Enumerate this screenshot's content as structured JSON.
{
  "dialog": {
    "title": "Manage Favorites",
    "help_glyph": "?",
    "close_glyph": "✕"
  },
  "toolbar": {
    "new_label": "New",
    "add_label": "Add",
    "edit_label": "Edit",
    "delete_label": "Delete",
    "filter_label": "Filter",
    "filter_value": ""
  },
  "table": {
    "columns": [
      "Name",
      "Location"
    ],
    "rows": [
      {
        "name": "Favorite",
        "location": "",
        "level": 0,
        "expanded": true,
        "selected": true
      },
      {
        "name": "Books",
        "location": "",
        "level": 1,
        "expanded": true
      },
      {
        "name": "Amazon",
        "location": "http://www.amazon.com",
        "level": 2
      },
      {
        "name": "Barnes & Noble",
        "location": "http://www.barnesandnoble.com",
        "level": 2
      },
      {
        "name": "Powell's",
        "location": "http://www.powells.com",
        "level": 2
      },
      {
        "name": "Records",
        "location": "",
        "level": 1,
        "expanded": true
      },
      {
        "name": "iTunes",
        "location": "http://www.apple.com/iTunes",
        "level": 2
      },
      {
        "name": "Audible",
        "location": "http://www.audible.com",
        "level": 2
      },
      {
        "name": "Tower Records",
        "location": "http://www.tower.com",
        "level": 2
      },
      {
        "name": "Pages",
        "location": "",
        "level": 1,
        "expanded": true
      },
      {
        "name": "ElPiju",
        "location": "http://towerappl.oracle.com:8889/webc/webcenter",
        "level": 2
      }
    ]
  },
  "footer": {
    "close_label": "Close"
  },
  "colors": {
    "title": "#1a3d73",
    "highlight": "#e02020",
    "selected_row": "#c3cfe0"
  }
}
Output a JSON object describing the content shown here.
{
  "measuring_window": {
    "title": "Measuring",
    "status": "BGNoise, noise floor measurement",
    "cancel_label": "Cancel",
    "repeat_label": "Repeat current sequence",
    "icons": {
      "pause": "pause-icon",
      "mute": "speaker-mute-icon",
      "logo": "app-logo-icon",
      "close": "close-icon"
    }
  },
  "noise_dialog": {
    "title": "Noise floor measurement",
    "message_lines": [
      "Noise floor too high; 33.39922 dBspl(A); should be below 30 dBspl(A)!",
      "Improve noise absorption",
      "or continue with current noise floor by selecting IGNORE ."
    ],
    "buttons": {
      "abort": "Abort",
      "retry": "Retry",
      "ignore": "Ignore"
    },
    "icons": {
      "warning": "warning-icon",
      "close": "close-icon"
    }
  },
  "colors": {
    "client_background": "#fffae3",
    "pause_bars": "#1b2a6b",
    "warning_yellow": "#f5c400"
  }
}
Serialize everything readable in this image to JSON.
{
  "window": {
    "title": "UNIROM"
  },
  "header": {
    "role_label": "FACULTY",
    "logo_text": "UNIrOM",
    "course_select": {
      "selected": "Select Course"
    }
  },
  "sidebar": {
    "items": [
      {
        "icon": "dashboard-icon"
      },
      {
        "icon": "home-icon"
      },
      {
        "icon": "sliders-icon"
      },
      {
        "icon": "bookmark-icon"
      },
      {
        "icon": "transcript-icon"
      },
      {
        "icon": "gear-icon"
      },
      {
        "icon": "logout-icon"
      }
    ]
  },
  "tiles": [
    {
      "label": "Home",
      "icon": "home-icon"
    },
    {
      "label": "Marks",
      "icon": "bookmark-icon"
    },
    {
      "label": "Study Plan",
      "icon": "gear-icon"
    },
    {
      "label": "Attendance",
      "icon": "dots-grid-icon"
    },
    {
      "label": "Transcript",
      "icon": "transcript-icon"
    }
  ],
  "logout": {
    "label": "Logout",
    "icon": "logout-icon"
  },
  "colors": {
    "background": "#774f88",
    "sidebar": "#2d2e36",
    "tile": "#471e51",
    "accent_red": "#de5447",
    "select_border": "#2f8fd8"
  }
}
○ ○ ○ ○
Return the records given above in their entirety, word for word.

Reply to the task:
Enumerate this screenshot's content as structured JSON.
{
  "dialog": {
    "title": "Manage Favorites",
    "help_glyph": "?",
    "close_glyph": "✕"
  },
  "toolbar": {
    "new_label": "New",
    "add_label": "Add",
    "edit_label": "Edit",
    "delete_label": "Delete",
    "filter_label": "Filter",
    "filter_value": ""
  },
  "table": {
    "columns": [
      "Name",
      "Location"
    ],
    "rows": [
      {
        "name": "Favorite",
        "location": "",
        "level": 0,
        "expanded": true,
        "selected": true
      },
      {
        "name": "Books",
        "location": "",
        "level": 1,
        "expanded": true
      },
      {
        "name": "Amazon",
        "location": "http://www.amazon.com",
        "level": 2
      },
      {
        "name": "Barnes & Noble",
        "location": "http://www.barnesandnoble.com",
        "level": 2
      },
      {
        "name": "Powell's",
        "location": "http://www.powells.com",
        "level": 2
      },
      {
        "name": "Records",
        "location": "",
        "level": 1,
        "expanded": true
      },
      {
        "name": "iTunes",
        "location": "http://www.apple.com/iTunes",
        "level": 2
      },
      {
        "name": "Audible",
        "location": "http://www.audible.com",
        "level": 2
      },
      {
        "name": "Tower Records",
        "location": "http://www.tower.com",
        "level": 2
      },
      {
        "name": "Pages",
        "location": "",
        "level": 1,
        "expanded": true
      },
      {
        "name": "ElPiju",
        "location": "http://towerappl.oracle.com:8889/webc/webcenter",
        "level": 2
      }
    ]
  },
  "footer": {
    "close_label": "Close"
  },
  "colors": {
    "title": "#1a3d73",
    "highlight": "#e02020",
    "selected_row": "#c3cfe0"
  }
}
Output a JSON object describing the content shown here.
{
  "measuring_window": {
    "title": "Measuring",
    "status": "BGNoise, noise floor measurement",
    "cancel_label": "Cancel",
    "repeat_label": "Repeat current sequence",
    "icons": {
      "pause": "pause-icon",
      "mute": "speaker-mute-icon",
      "logo": "app-logo-icon",
      "close": "close-icon"
    }
  },
  "noise_dialog": {
    "title": "Noise floor measurement",
    "message_lines": [
      "Noise floor too high; 33.39922 dBspl(A); should be below 30 dBspl(A)!",
      "Improve noise absorption",
      "or continue with current noise floor by selecting IGNORE ."
    ],
    "buttons": {
      "abort": "Abort",
      "retry": "Retry",
      "ignore": "Ignore"
    },
    "icons": {
      "warning": "warning-icon",
      "close": "close-icon"
    }
  },
  "colors": {
    "client_background": "#fffae3",
    "pause_bars": "#1b2a6b",
    "warning_yellow": "#f5c400"
  }
}
Serialize everything readable in this image to JSON.
{
  "window": {
    "title": "UNIROM"
  },
  "header": {
    "role_label": "FACULTY",
    "logo_text": "UNIrOM",
    "course_select": {
      "selected": "Select Course"
    }
  },
  "sidebar": {
    "items": [
      {
        "icon": "dashboard-icon"
      },
      {
        "icon": "home-icon"
      },
      {
        "icon": "sliders-icon"
      },
      {
        "icon": "bookmark-icon"
      },
      {
        "icon": "transcript-icon"
      },
      {
        "icon": "gear-icon"
      },
      {
        "icon": "logout-icon"
      }
    ]
  },
  "tiles": [
    {
      "label": "Home",
      "icon": "home-icon"
    },
    {
      "label": "Marks",
      "icon": "bookmark-icon"
    },
    {
      "label": "Study Plan",
      "icon": "gear-icon"
    },
    {
      "label": "Attendance",
      "icon": "dots-grid-icon"
    },
    {
      "label": "Transcript",
      "icon": "transcript-icon"
    }
  ],
  "logout": {
    "label": "Logout",
    "icon": "logout-icon"
  },
  "colors": {
    "background": "#774f88",
    "sidebar": "#2d2e36",
    "tile": "#471e51",
    "accent_red": "#de5447",
    "select_border": "#2f8fd8"
  }
}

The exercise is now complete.